Each line of the data that includes the string "color" is to be copied out.
━━━━━━━━
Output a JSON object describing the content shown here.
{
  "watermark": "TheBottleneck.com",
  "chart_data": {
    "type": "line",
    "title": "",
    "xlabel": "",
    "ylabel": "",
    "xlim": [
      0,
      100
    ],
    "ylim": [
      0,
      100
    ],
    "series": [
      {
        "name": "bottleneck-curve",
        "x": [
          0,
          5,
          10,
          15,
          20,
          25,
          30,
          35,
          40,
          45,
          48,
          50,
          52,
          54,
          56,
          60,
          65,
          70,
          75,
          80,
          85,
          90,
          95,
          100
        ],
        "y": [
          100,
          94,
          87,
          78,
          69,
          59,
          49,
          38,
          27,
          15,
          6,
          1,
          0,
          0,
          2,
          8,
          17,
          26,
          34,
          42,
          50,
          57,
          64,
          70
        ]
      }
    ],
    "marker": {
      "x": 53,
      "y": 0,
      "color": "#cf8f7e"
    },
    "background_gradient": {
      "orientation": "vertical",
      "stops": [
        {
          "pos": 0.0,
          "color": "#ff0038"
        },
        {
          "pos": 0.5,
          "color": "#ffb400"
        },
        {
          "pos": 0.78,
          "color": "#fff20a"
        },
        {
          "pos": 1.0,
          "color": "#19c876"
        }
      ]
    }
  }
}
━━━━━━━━
● **Written response**:
      "color": "#cf8f7e"
          "color": "#ff0038"
          "color": "#ffb400"
          "color": "#fff20a"
          "color": "#19c876"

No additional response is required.